A THIEVING nurse who stole credit cards from an elderly patient before using them on a three-month gambling spree after her victim died has been branded “despicable” by a judge.
Rubilita Coggin was jailed for 15 months yesterday for pocketing two debit cards belonging to Connie Jones after the OAP was admitted to the University Hospital of Hartlepool.
Mrs Jones never recovered from her illness and died two weeks later in April last year.
But shameful Coggin, 48, used Mrs Jones’s cards dozens of times to gamble away £4,700 of her money on an internet gaming website.
Grieving husband Peter Jones did not discover the theft until he opened bank statements revealing the numerous payments to the online casino.
In a statement read out in court he said: “I cannot believe that someone would steal my wife’s debit cards when at the time she was a defenceless old lady in an isolation room in hospital.
“I received statements informing me thousands had been taken from two accounts.
“I simply couldn’t cope with it.”
A judge said Coggin’s dishonesty had “cast a shadow” on the whole nursing profession.
Judge Peter Bowers said: “These were particularly mean and despicable offences.
“You preyed upon an elderly lady when she was in hospital during her final illness.
“As a nurse you are trusted with access to the most intimate and personal aspects of a person’s life, and that trust places great responsibility upon you and others to act at all times in a manner which is beyond reproach and criticism – and that trust you grossly abused.”
In May 2013, around a month after Mrs Jones, of Blackhall, died, Mr Jones received a statement from a Lloyds bank account showing 44 transactions to the gambling site.
Mr Jones reported the matter to Peterlee police and after an investigation was carried out Coggin, of Elmwood Road, Hartlepool, was arrested in September.
At first she claimed she found the card along with a Laura Ashley credit card in the street.
But she later admitted she took them from Mrs Jones’s purse and admitted two counts of theft as well as two charges of fraud by false representation.
Ian Mullarkey, mitigating, said: “Miss Coggin is utterly ashamed of what she’s done.

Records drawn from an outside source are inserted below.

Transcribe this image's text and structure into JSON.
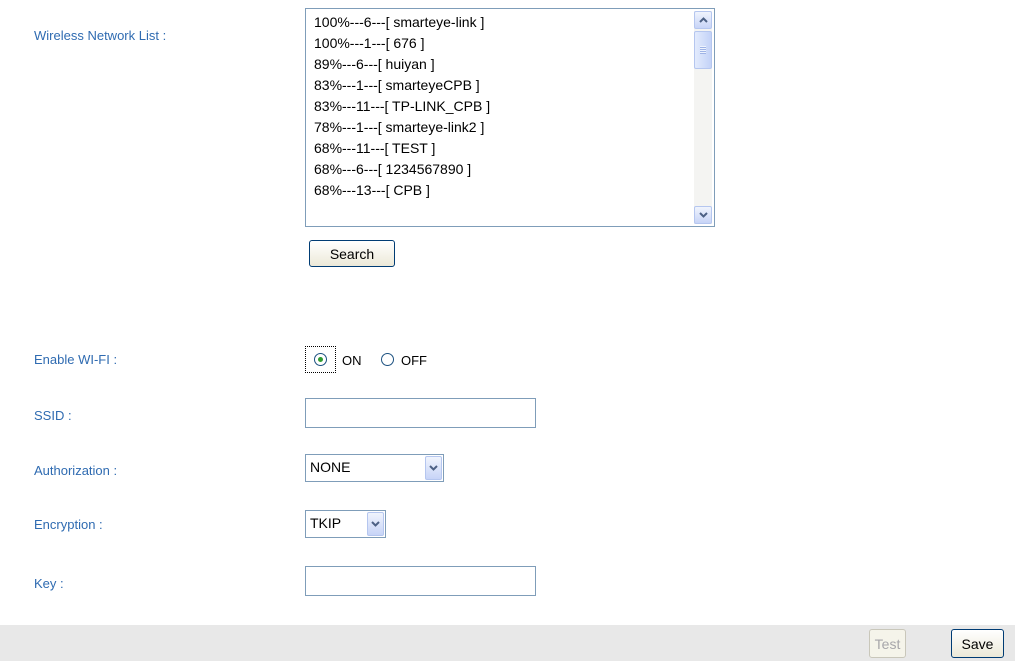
{
  "labels": {
    "wireless_list": "Wireless Network List :",
    "enable_wifi": "Enable WI-FI :",
    "ssid": "SSID :",
    "authorization": "Authorization :",
    "encryption": "Encryption :",
    "key": "Key :"
  },
  "networks": [
    "100%---6---[ smarteye-link ]",
    "100%---1---[ 676 ]",
    "89%---6---[ huiyan ]",
    "83%---1---[ smarteyeCPB ]",
    "83%---11---[ TP-LINK_CPB ]",
    "78%---1---[ smarteye-link2 ]",
    "68%---11---[ TEST ]",
    "68%---6---[ 1234567890 ]",
    "68%---13---[ CPB ]"
  ],
  "buttons": {
    "search": "Search",
    "test": "Test",
    "save": "Save"
  },
  "wifi": {
    "on_label": "ON",
    "off_label": "OFF",
    "selected": "ON"
  },
  "fields": {
    "ssid_value": "",
    "key_value": ""
  },
  "selects": {
    "authorization": "NONE",
    "encryption": "TKIP"
  },
  "icons": {
    "scroll_up": "chevron-up-icon",
    "scroll_down": "chevron-down-icon",
    "dropdown": "chevron-down-icon"
  }
}
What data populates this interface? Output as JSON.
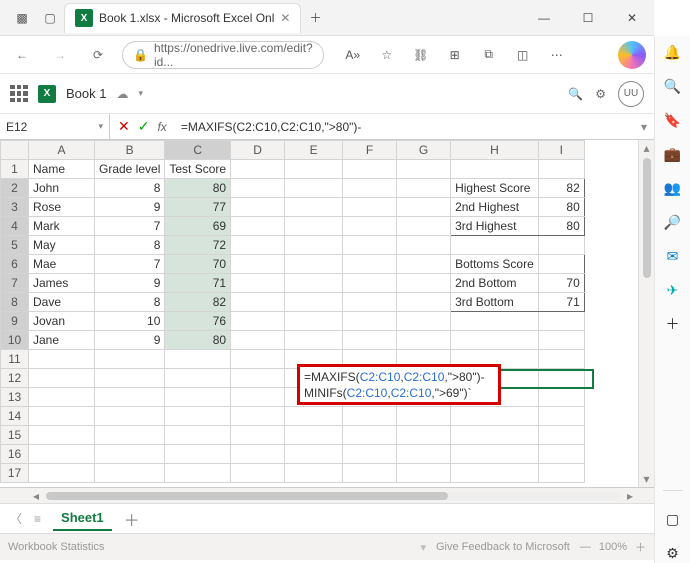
{
  "browser": {
    "tab_title": "Book 1.xlsx - Microsoft Excel Onl",
    "url": "https://onedrive.live.com/edit?id..."
  },
  "workbook": {
    "name": "Book 1",
    "avatar": "UU"
  },
  "name_box": "E12",
  "formula_bar": "=MAXIFS(C2:C10,C2:C10,\">80\")-",
  "formula_overlay": {
    "part1a": "=MAXIFS(",
    "ref1": "C2:C10",
    "part1b": ",",
    "ref2": "C2:C10",
    "part1c": ",\">80\")-",
    "part2a": "MINIFs(",
    "ref3": "C2:C10",
    "part2b": ",",
    "ref4": "C2:C10",
    "part2c": ",\">69\")`"
  },
  "columns": [
    "A",
    "B",
    "C",
    "D",
    "E",
    "F",
    "G",
    "H",
    "I"
  ],
  "headers": {
    "A1": "Name",
    "B1": "Grade level",
    "C1": "Test Score"
  },
  "data_rows": [
    {
      "name": "John",
      "grade": 8,
      "score": 80
    },
    {
      "name": "Rose",
      "grade": 9,
      "score": 77
    },
    {
      "name": "Mark",
      "grade": 7,
      "score": 69
    },
    {
      "name": "May",
      "grade": 8,
      "score": 72
    },
    {
      "name": "Mae",
      "grade": 7,
      "score": 70
    },
    {
      "name": "James",
      "grade": 9,
      "score": 71
    },
    {
      "name": "Dave",
      "grade": 8,
      "score": 82
    },
    {
      "name": "Jovan",
      "grade": 10,
      "score": 76
    },
    {
      "name": "Jane",
      "grade": 9,
      "score": 80
    }
  ],
  "stats_top": [
    {
      "label": "Highest Score",
      "value": 82
    },
    {
      "label": "2nd Highest",
      "value": 80
    },
    {
      "label": "3rd Highest",
      "value": 80
    }
  ],
  "stats_bottom": [
    {
      "label": "Bottoms Score",
      "value": ""
    },
    {
      "label": "2nd Bottom",
      "value": 70
    },
    {
      "label": "3rd Bottom",
      "value": 71
    }
  ],
  "sheet_tab": "Sheet1",
  "status": {
    "left": "Workbook Statistics",
    "feedback": "Give Feedback to Microsoft",
    "zoom": "100%"
  }
}
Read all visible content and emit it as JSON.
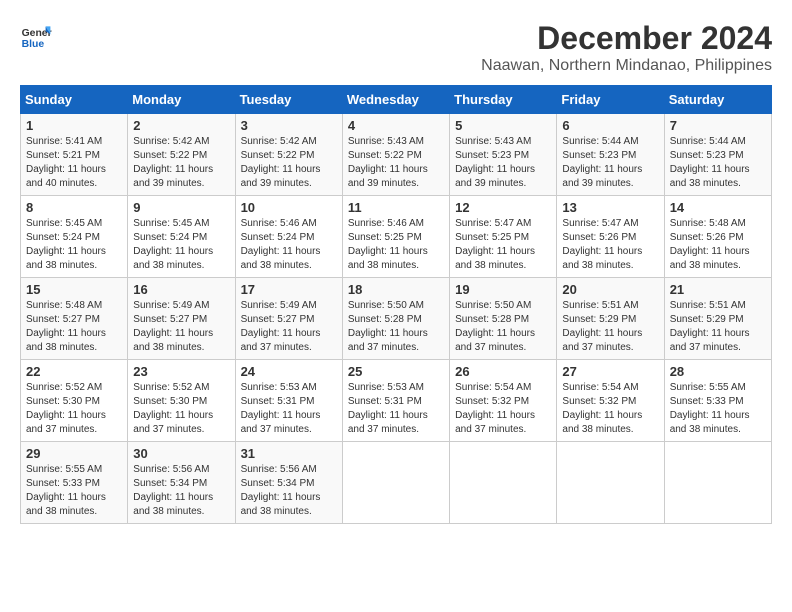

“She wishes to express her deep remorse for having behaved in this way.
“She worked for over two decades as a nurse without any complaint whatsoever.”
Mr Mullarkey said Coggin, who also worked as a nurse during the first Gulf War in Iraq, became hooked on internet gambling after her husband returned to Saudi Arabia.
He said: “As a consequence of her own serious wrongdoing she has lost everything, her good character, her career and contact with her family.”
Judge Bowers said he was unable to suspend the sentence given the high level of trust she breached.
He added: “The sad thing is it not only brings shame upon you but also casts a shadow over the nursing profession, who do a hugely commendable job day after day and it undermines public confidence in their trust with the profession as a whole.”